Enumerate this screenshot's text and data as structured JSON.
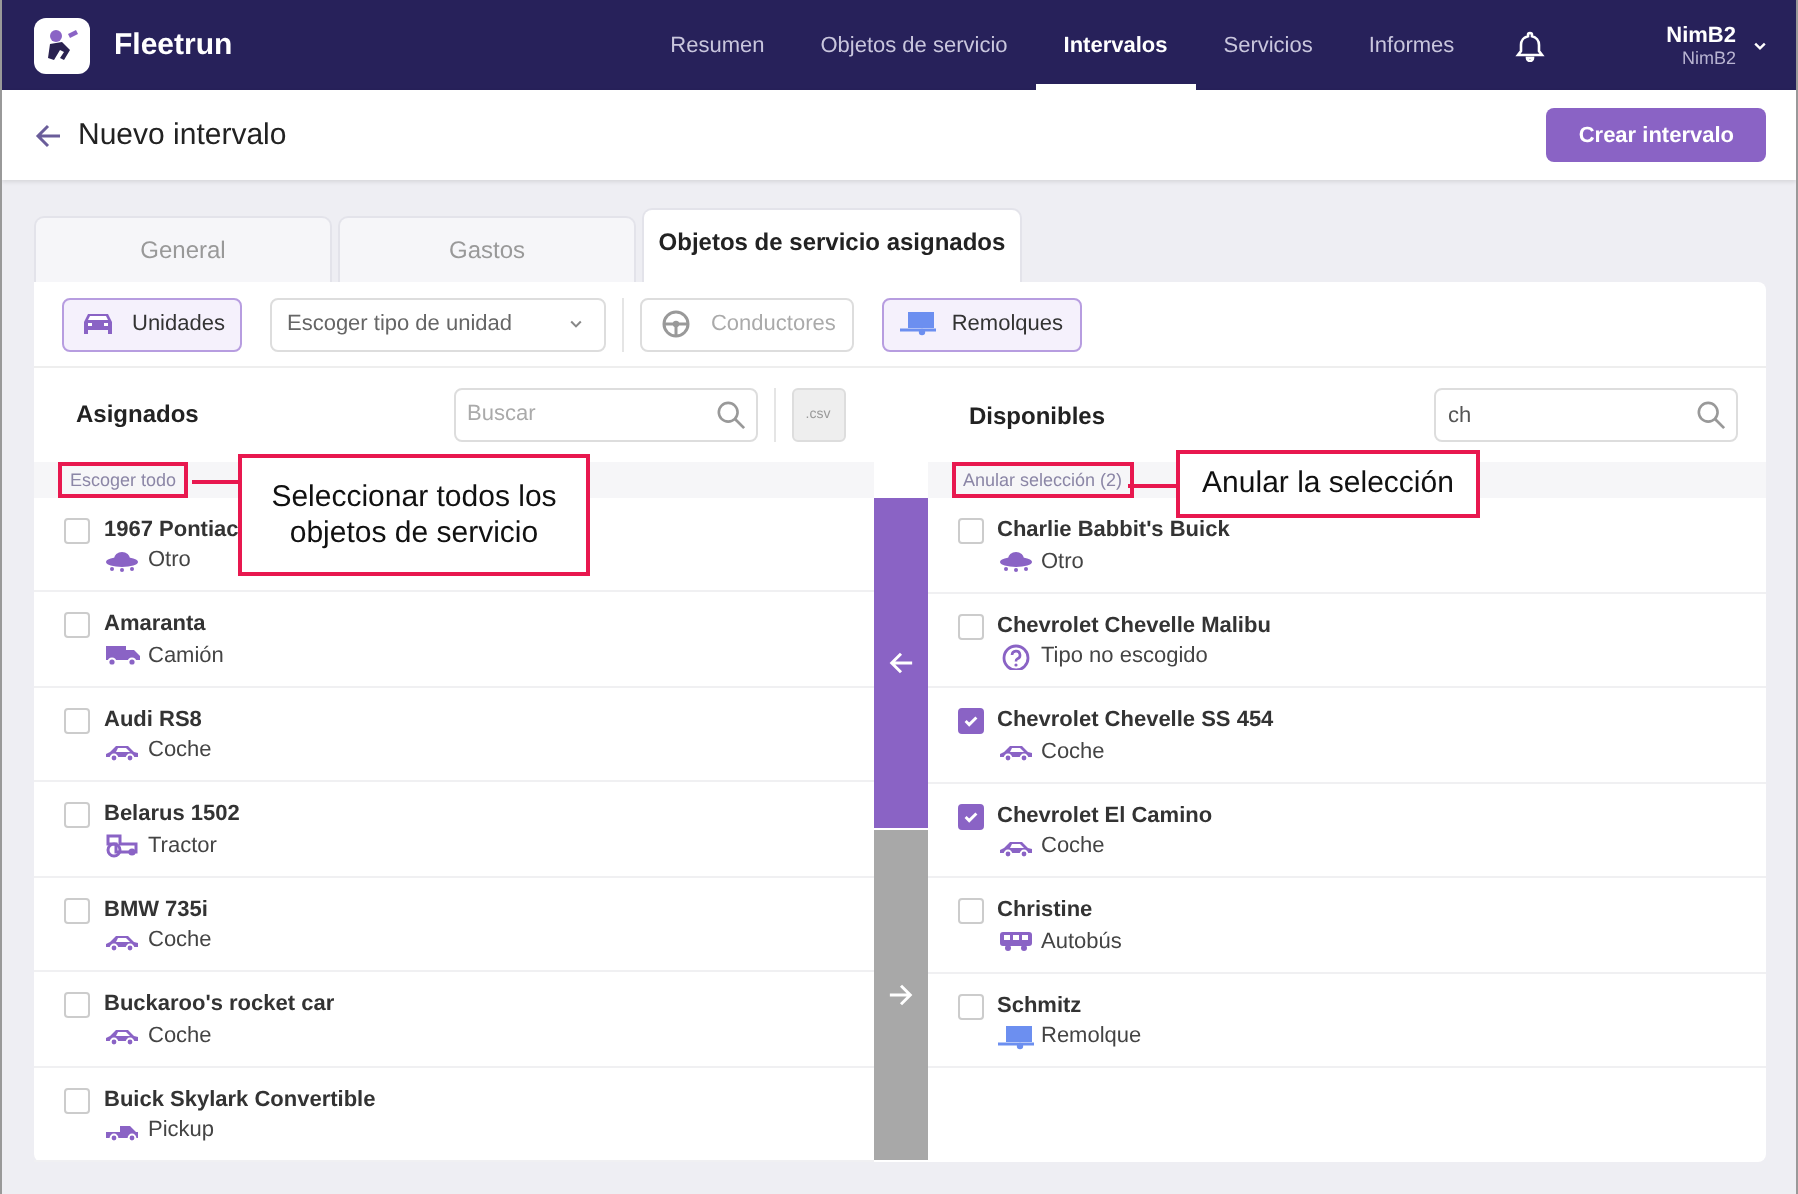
{
  "app": {
    "name": "Fleetrun"
  },
  "nav": [
    {
      "label": "Resumen",
      "selected": false
    },
    {
      "label": "Objetos de servicio",
      "selected": false
    },
    {
      "label": "Intervalos",
      "selected": true
    },
    {
      "label": "Servicios",
      "selected": false
    },
    {
      "label": "Informes",
      "selected": false
    }
  ],
  "user": {
    "name": "NimB2",
    "account": "NimB2"
  },
  "page": {
    "title": "Nuevo intervalo",
    "action": "Crear intervalo"
  },
  "tabs": [
    {
      "label": "General",
      "selected": false
    },
    {
      "label": "Gastos",
      "selected": false
    },
    {
      "label": "Objetos de servicio asignados",
      "selected": true
    }
  ],
  "filters": [
    {
      "kind": "units",
      "label": "Unidades",
      "selected": true
    },
    {
      "kind": "dropdown",
      "placeholder": "Escoger tipo de unidad"
    },
    {
      "kind": "drivers",
      "label": "Conductores",
      "selected": false
    },
    {
      "kind": "trailers",
      "label": "Remolques",
      "selected": true
    }
  ],
  "assigned": {
    "title": "Asignados",
    "search": {
      "placeholder": "Buscar"
    },
    "export": ".csv",
    "select_link": "Escoger todo",
    "highlighted": true,
    "items": [
      {
        "name": "1967 Pontiac",
        "type": "Otro",
        "kind": "other",
        "checked": false
      },
      {
        "name": "Amaranta",
        "type": "Camión",
        "kind": "truck",
        "checked": false
      },
      {
        "name": "Audi RS8",
        "type": "Coche",
        "kind": "car",
        "checked": false
      },
      {
        "name": "Belarus 1502",
        "type": "Tractor",
        "kind": "tractor",
        "checked": false
      },
      {
        "name": "BMW 735i",
        "type": "Coche",
        "kind": "car",
        "checked": false
      },
      {
        "name": "Buckaroo's rocket car",
        "type": "Coche",
        "kind": "car",
        "checked": false
      },
      {
        "name": "Buick Skylark Convertible",
        "type": "Pickup",
        "kind": "pickup",
        "checked": false
      }
    ]
  },
  "transfer": [
    {
      "kind": "left",
      "disabled": false
    },
    {
      "kind": "right",
      "disabled": true
    }
  ],
  "available": {
    "title": "Disponibles",
    "search": {
      "value": "ch"
    },
    "select_link": "Anular selección (2)",
    "highlighted": true,
    "items": [
      {
        "name": "Charlie Babbit's Buick",
        "type": "Otro",
        "kind": "other",
        "checked": false
      },
      {
        "name": "Chevrolet Chevelle Malibu",
        "type": "Tipo no escogido",
        "kind": "unknown",
        "checked": false
      },
      {
        "name": "Chevrolet Chevelle SS 454",
        "type": "Coche",
        "kind": "car",
        "checked": true
      },
      {
        "name": "Chevrolet El Camino",
        "type": "Coche",
        "kind": "car",
        "checked": true
      },
      {
        "name": "Christine",
        "type": "Autobús",
        "kind": "bus",
        "checked": false
      },
      {
        "name": "Schmitz",
        "type": "Remolque",
        "kind": "trailer",
        "checked": false
      }
    ]
  },
  "annotations": [
    {
      "text": "Seleccionar todos los objetos de servicio"
    },
    {
      "text": "Anular la selección"
    }
  ]
}
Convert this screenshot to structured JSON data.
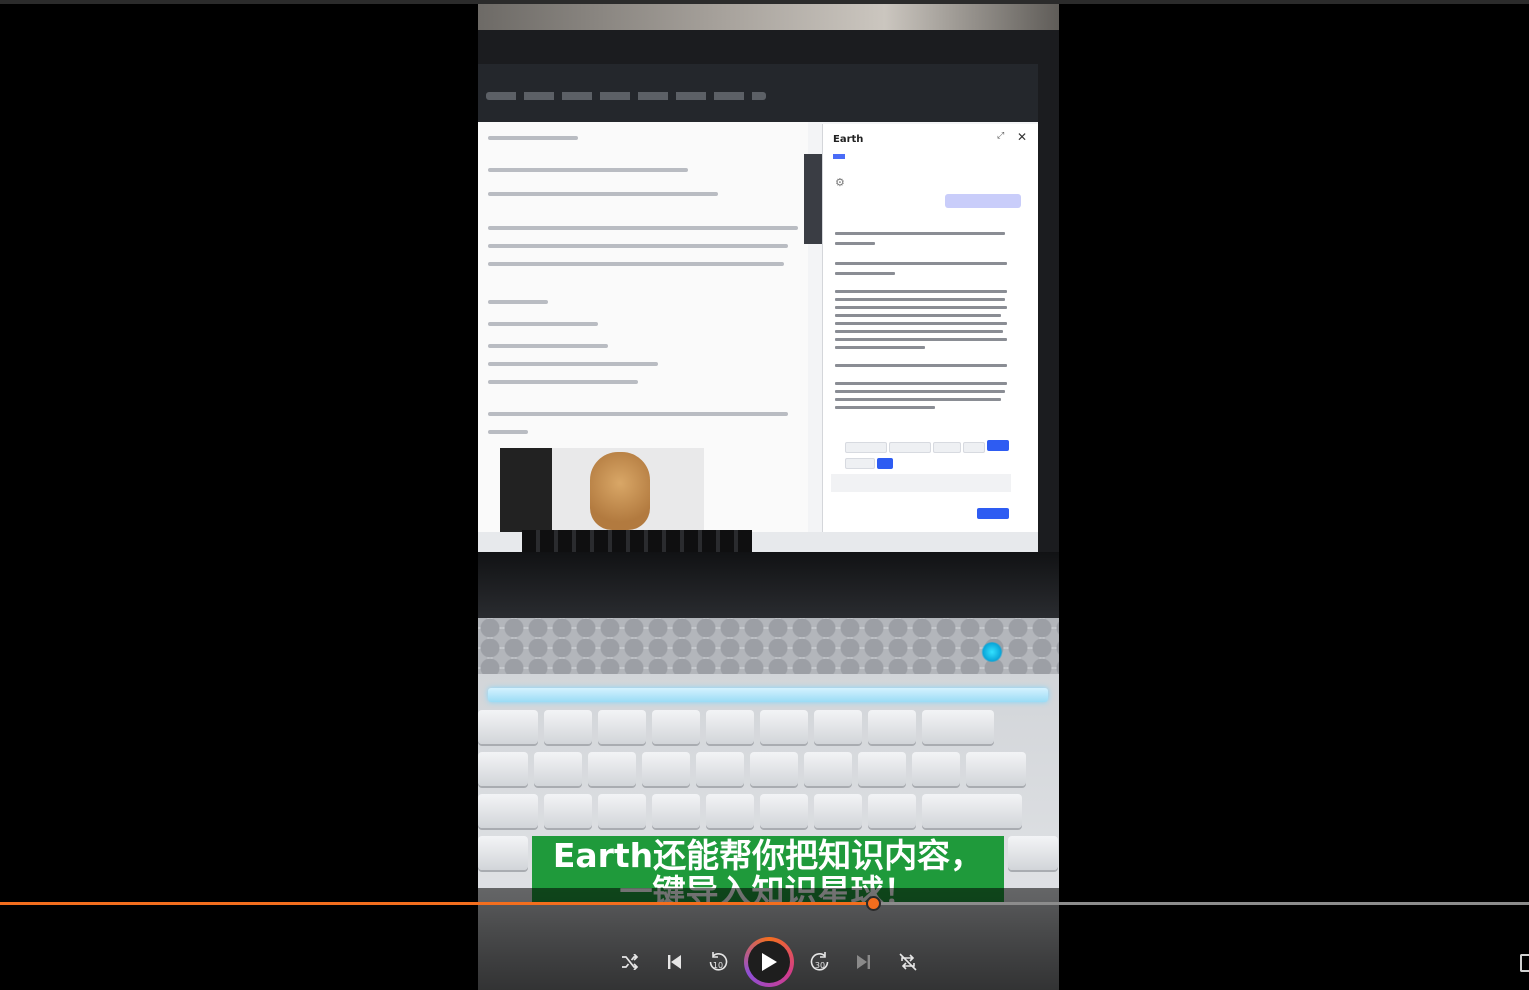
{
  "player": {
    "progress_fraction": 0.571,
    "accent_color": "#f36e1e",
    "controls": [
      {
        "name": "shuffle-button",
        "icon": "shuffle-icon"
      },
      {
        "name": "previous-button",
        "icon": "skip-previous-icon"
      },
      {
        "name": "rewind-10-button",
        "icon": "rewind-10-icon",
        "label": "10"
      },
      {
        "name": "play-button",
        "icon": "play-icon"
      },
      {
        "name": "forward-30-button",
        "icon": "forward-30-icon",
        "label": "30"
      },
      {
        "name": "next-button",
        "icon": "skip-next-icon"
      },
      {
        "name": "repeat-off-button",
        "icon": "repeat-off-icon"
      }
    ]
  },
  "video": {
    "subtitle_line1": "Earth还能帮你把知识内容，",
    "subtitle_line2": "一键导入知识星球！",
    "panel_title": "Earth",
    "subtitle_bg_color": "#1f9a3b"
  }
}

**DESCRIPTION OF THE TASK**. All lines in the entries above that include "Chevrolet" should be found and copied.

**YOUR RESPONSE**.
        "name": "Chevrolet Chevelle Malibu",
        "name": "Chevrolet Chevelle SS 454",
        "name": "Chevrolet El Camino",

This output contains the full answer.